The VW cars with the defeat devices have been recalled. The company used a software program to activate emissions controls during emission tests, releasing up to 40 times more nitrogen oxide than the government allows. This kind of pollution is notorious for causing smog and is associated with increased asthma and respiratory illnesses. It is also linked to climate change, as NOx dissipates more quickly than carbon dioxide and helps create tropospheric ozone, which is even more potent.
The emissions-cheating software is installed in vehicles that are equipped with larger diesel engines, including the Gen 1.2 SUV. It allows vehicles to emit as much as nine times the amount of nitrogen oxide allowed by EPA. Volkswagen told the EPA in 2009 that it installed defeat devices in all its 3.0-liter diesel models for the U.S. market. Volkswagen has since ceased selling vehicles with the defeat devices.
Volkswagen’s defeat devices result in smog
The Volkswagen scandal has exposed the intricacies of the emissions controls used by many cars. An EPA letter reveals that the Volkswagen Group installed defeat devices in some of its vehicles that turned emissions control systems off during tests. This lowered the effectiveness of the controls and allowed cars to emit 40 times the legal limit. The EPA has now ordered the recall of over 500,000 cars. But how did VW get away with it?
The company blames emissions increase on technical problems and unexpected in-use conditions. The company has agreed to recall the affected vehicles and replace engine control software. But the recall has hardly reduced emissions. Earlier this year, Volkswagen agreed to fix the software in affected cars. CARB engineers tested the software fix but were unable to reduce emissions. The engineers looked at diagnostic data stored in the cars’ computers. But the proposed fix failed to reduce emissions.
Volkswagen is liable for civil penalties
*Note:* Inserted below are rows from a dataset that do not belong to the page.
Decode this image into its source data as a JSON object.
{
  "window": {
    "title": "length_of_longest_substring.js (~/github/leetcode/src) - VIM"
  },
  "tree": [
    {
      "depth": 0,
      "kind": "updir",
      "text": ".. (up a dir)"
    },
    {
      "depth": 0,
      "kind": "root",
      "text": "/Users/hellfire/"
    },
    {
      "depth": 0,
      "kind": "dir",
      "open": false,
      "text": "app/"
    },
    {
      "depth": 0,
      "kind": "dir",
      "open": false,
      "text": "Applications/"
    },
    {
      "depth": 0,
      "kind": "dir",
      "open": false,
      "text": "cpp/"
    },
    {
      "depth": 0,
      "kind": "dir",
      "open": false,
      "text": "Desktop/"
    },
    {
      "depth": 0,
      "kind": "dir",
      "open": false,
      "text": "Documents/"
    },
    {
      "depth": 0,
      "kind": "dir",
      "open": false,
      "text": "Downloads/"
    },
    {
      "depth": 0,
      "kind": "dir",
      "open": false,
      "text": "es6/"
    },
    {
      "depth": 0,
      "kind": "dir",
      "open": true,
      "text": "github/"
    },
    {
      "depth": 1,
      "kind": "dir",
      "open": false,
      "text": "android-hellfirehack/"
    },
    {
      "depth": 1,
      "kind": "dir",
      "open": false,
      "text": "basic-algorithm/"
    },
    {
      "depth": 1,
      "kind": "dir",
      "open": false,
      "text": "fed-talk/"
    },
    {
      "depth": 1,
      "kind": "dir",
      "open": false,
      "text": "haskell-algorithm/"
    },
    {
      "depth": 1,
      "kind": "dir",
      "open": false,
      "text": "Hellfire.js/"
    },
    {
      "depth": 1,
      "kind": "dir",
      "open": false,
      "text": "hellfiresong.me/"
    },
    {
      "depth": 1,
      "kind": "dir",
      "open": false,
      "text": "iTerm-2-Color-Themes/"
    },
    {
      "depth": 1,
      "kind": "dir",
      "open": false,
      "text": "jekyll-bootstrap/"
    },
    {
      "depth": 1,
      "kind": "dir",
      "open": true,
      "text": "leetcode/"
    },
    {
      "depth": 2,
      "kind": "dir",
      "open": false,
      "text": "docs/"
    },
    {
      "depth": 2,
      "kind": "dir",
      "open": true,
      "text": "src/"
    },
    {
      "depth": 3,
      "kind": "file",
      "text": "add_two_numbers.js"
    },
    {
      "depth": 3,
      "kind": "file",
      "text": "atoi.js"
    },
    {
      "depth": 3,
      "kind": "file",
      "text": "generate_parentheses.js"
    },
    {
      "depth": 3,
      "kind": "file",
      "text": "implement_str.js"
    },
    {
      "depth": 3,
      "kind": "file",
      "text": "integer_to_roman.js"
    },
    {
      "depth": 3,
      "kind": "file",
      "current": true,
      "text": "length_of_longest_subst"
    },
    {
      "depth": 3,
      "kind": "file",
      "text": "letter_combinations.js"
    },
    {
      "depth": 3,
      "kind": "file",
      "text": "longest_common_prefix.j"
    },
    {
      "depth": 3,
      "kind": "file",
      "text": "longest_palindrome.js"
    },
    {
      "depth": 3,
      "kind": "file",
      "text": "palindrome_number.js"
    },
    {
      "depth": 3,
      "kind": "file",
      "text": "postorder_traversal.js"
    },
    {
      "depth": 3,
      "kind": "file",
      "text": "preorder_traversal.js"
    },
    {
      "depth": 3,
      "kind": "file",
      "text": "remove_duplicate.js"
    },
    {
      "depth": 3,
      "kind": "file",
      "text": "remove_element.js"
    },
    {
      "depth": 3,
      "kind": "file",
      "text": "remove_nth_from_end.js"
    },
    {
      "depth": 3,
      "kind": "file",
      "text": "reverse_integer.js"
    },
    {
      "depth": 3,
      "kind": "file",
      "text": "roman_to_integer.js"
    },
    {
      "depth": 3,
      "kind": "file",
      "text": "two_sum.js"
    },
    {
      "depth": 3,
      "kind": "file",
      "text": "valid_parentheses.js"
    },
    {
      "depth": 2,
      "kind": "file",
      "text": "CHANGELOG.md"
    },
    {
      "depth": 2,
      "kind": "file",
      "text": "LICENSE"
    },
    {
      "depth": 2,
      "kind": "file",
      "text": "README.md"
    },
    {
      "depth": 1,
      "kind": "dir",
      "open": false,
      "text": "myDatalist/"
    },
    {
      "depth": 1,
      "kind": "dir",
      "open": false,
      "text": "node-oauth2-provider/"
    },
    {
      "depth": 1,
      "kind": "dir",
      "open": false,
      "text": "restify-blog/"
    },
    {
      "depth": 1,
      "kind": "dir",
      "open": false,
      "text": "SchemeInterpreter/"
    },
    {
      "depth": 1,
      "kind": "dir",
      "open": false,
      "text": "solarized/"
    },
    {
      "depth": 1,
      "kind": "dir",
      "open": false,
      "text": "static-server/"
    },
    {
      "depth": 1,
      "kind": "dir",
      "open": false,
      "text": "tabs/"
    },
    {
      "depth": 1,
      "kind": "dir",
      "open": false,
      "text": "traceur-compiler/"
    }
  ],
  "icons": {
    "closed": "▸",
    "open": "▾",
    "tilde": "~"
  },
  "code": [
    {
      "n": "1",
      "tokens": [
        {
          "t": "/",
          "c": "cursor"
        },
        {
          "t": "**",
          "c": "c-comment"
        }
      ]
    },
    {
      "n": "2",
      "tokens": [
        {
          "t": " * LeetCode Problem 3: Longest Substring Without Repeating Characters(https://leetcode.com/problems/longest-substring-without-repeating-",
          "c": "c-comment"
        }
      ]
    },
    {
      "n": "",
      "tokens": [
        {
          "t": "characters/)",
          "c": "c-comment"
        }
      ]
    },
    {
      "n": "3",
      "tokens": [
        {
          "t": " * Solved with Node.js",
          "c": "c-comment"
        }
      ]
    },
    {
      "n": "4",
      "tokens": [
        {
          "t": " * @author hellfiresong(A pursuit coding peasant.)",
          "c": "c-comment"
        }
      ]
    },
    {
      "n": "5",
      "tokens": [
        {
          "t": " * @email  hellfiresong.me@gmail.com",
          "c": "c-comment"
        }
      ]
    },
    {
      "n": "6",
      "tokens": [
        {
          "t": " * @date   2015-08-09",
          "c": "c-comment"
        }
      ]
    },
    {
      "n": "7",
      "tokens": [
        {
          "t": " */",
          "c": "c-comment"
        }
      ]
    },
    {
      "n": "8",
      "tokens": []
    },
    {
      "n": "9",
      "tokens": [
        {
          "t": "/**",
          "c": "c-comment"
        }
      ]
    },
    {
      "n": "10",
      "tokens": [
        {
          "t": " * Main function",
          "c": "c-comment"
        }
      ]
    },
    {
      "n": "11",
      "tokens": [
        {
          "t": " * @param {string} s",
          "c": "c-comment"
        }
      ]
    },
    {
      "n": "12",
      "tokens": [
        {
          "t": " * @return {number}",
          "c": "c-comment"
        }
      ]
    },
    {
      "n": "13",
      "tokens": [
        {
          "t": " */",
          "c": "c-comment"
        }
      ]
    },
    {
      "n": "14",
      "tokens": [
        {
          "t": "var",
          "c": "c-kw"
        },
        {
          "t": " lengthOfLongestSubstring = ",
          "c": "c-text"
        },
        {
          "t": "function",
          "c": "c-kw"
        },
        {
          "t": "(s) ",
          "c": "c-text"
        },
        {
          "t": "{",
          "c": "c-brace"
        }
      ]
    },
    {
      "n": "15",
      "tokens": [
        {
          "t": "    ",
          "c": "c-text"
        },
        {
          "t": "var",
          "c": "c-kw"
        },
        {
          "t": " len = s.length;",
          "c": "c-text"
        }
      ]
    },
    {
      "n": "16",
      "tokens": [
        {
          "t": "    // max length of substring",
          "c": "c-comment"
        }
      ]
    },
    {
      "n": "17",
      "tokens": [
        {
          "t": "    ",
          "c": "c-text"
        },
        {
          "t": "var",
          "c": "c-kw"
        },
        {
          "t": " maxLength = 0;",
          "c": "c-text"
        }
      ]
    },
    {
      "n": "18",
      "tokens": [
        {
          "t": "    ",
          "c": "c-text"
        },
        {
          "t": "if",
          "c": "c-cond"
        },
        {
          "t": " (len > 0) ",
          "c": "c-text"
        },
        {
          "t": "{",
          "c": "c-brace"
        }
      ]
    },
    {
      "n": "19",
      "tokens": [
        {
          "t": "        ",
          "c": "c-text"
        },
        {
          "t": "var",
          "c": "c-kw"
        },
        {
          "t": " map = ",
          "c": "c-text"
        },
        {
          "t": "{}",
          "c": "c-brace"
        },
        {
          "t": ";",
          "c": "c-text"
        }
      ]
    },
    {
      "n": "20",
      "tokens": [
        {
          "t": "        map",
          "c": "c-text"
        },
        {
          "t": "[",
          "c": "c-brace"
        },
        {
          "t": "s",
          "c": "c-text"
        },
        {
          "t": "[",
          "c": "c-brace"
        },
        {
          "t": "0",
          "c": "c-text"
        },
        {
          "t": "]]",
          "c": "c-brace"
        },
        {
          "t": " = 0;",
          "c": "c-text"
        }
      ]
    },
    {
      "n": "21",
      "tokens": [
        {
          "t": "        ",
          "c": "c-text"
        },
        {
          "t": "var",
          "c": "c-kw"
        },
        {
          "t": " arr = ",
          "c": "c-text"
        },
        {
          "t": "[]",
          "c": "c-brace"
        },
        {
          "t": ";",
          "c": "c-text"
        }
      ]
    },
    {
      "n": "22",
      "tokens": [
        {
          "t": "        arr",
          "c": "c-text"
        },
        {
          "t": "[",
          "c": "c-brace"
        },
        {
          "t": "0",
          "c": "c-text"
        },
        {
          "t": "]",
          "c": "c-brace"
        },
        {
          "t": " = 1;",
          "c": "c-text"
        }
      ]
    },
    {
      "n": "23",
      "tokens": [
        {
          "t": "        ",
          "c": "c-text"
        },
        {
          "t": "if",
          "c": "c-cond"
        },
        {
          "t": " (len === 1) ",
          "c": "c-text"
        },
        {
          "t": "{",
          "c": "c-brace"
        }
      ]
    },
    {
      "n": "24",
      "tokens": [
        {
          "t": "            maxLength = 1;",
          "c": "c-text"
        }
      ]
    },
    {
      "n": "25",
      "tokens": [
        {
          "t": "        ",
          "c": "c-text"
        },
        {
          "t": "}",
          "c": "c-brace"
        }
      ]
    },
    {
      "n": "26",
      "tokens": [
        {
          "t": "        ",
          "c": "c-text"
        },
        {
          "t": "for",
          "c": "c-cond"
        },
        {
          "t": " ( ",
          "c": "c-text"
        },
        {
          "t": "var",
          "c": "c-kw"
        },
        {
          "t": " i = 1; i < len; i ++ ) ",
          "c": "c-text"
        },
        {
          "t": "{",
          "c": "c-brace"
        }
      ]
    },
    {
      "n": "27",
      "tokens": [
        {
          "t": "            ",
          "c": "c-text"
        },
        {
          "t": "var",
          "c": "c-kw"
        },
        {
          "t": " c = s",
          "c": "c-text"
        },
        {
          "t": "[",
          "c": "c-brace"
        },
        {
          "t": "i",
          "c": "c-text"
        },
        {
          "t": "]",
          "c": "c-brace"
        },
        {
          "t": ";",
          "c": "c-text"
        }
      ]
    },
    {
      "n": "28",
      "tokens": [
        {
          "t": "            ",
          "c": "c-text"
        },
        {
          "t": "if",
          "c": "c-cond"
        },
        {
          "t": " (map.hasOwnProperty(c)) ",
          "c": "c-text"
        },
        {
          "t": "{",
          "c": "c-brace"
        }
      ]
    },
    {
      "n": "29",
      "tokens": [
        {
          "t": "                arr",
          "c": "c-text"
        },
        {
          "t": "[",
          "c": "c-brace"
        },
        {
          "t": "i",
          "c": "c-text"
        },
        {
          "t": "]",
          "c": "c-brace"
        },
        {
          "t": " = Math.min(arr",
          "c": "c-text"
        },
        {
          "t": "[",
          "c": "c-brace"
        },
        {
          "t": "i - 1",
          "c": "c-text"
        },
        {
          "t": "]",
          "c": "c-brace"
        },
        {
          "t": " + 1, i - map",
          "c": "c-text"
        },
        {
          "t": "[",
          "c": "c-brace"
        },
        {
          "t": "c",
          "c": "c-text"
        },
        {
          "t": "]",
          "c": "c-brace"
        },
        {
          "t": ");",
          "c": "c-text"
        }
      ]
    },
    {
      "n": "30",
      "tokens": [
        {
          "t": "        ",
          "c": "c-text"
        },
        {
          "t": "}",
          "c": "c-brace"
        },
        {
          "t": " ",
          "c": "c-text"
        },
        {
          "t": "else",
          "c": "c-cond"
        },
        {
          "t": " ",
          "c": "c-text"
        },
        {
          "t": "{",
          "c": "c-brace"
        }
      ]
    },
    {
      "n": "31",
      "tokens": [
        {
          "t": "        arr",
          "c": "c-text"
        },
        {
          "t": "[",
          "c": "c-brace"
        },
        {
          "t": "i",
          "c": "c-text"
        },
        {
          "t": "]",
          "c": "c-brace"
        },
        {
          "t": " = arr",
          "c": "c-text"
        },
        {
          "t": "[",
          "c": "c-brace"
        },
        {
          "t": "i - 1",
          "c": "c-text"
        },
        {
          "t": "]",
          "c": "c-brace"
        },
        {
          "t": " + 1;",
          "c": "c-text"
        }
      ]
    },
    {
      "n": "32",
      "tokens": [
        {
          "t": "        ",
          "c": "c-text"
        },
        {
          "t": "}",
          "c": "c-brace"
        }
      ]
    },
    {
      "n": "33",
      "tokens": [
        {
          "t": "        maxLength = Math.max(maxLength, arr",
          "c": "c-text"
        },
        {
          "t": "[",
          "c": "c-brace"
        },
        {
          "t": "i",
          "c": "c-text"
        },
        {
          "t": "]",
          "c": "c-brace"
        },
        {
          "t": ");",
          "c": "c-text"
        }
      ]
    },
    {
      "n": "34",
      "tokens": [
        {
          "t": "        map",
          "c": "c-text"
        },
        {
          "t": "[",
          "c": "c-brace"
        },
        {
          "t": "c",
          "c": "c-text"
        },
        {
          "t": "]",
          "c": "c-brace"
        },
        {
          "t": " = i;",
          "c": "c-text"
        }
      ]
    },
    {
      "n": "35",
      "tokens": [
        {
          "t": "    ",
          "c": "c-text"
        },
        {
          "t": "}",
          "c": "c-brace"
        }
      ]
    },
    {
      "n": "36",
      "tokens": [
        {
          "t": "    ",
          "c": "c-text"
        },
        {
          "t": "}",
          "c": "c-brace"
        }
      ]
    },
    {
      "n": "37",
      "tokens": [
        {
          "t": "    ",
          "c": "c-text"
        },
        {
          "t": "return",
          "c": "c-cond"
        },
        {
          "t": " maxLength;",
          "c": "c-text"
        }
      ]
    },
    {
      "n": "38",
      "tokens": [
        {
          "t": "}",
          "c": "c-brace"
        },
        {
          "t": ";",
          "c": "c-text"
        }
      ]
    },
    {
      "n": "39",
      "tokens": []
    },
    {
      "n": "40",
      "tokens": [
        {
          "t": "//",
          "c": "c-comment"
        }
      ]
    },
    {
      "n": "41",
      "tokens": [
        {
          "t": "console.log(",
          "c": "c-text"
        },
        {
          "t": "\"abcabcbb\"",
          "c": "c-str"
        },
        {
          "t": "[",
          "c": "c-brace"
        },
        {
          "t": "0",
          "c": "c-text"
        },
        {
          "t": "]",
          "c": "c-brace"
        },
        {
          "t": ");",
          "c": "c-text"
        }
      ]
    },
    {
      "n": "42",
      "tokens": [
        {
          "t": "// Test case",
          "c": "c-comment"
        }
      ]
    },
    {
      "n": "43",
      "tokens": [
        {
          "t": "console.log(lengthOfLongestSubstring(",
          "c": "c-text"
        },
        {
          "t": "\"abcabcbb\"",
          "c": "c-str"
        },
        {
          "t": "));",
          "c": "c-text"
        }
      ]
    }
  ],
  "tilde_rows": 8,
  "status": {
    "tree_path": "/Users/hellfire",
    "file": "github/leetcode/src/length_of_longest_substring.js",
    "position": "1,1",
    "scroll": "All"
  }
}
In January of 2016, the U.S. Department of Justice filed a civil complaint in federal court alleging that Volkswagen illegally installed cheat devices in its vehicles that impair emissions controls and create harmful air pollution. The lawsuit charges Volkswagen with violating the Clean Air Act and Title 18 of the United States Code, as well as obstructing an investigation by federal authorities. Although the automaker was not criminally liable for causing the pollution, it may still face civil penalties related to the emissions violations.
While the settlement is not yet final, it does contain a substantial amount of compensation for affected consumers. Under the settlement, Volkswagen will pay more than $10 billion for the recalled cars and will invest $4.7 billion in zero-emission vehicle infrastructure and awareness initiatives. Volkswagen is responsible for the deaths and injuries of over 500,000 people and millions of animals. While the government may not have intended to do this, the settlement is a significant step in the right direction for the industry.
Volkswagen is settling with Robert Bosch
It’s been announced that Volkswagen is settling with Robert Bosch over its alleged role in causing the failure of its diesel cars to meet emissions standards. Bosch supplied the engine-control software and wrote software for Volkswagen’s diesel engines. In the months following the emissions scandal, Volkswagen spent millions of dollars editing the software and calibrating engine settings. While Volkswagen had no control over this, Bosch could claim it was not responsible for VW’s actions.
The German automaker has agreed to pay $327.5 million to diesel car owners. The settlement follows a similar settlement involving VW in the past. The German automaker admitted no wrongdoing and will compensate owners of 2.0 and 3.0-liter diesel vehicles. However, if the fix isn’t approved, the settlement could balloon to $4 billion. In the meantime, Volkswagen and Bosch have settled claims brought by diesel car owners.